> [TO DO]:
The records follow. Filter them to the lines that hold "icon".

### MATERIAL FOR THE TASK

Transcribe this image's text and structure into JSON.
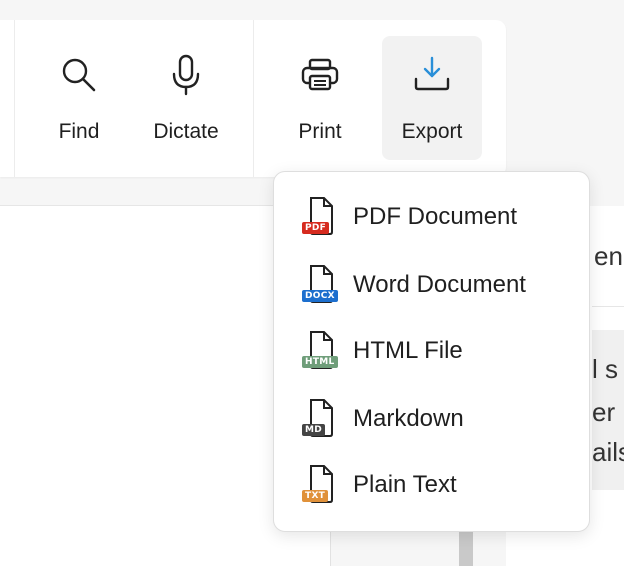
{
  "toolbar": {
    "find": {
      "label": "Find",
      "icon": "search-icon"
    },
    "dictate": {
      "label": "Dictate",
      "icon": "microphone-icon"
    },
    "print": {
      "label": "Print",
      "icon": "printer-icon"
    },
    "export": {
      "label": "Export",
      "icon": "download-icon",
      "active": true
    }
  },
  "export_menu": {
    "items": [
      {
        "label": "PDF Document",
        "badge": "PDF",
        "badge_color": "#d62b1f"
      },
      {
        "label": "Word Document",
        "badge": "DOCX",
        "badge_color": "#1d6fce"
      },
      {
        "label": "HTML File",
        "badge": "HTML",
        "badge_color": "#6f9e7a"
      },
      {
        "label": "Markdown",
        "badge": "MD",
        "badge_color": "#444444"
      },
      {
        "label": "Plain Text",
        "badge": "TXT",
        "badge_color": "#e0913a"
      }
    ]
  },
  "background_text": {
    "line1": "en",
    "line2": "l s",
    "line3": "er",
    "line4": "ails"
  },
  "colors": {
    "accent": "#2a8fd8"
  }
}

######

> [FINISHED EXERCISE]:
      "icon": "search-icon"
      "icon": "microphone-icon"
      "icon": "printer-icon"
      "icon": "download-icon",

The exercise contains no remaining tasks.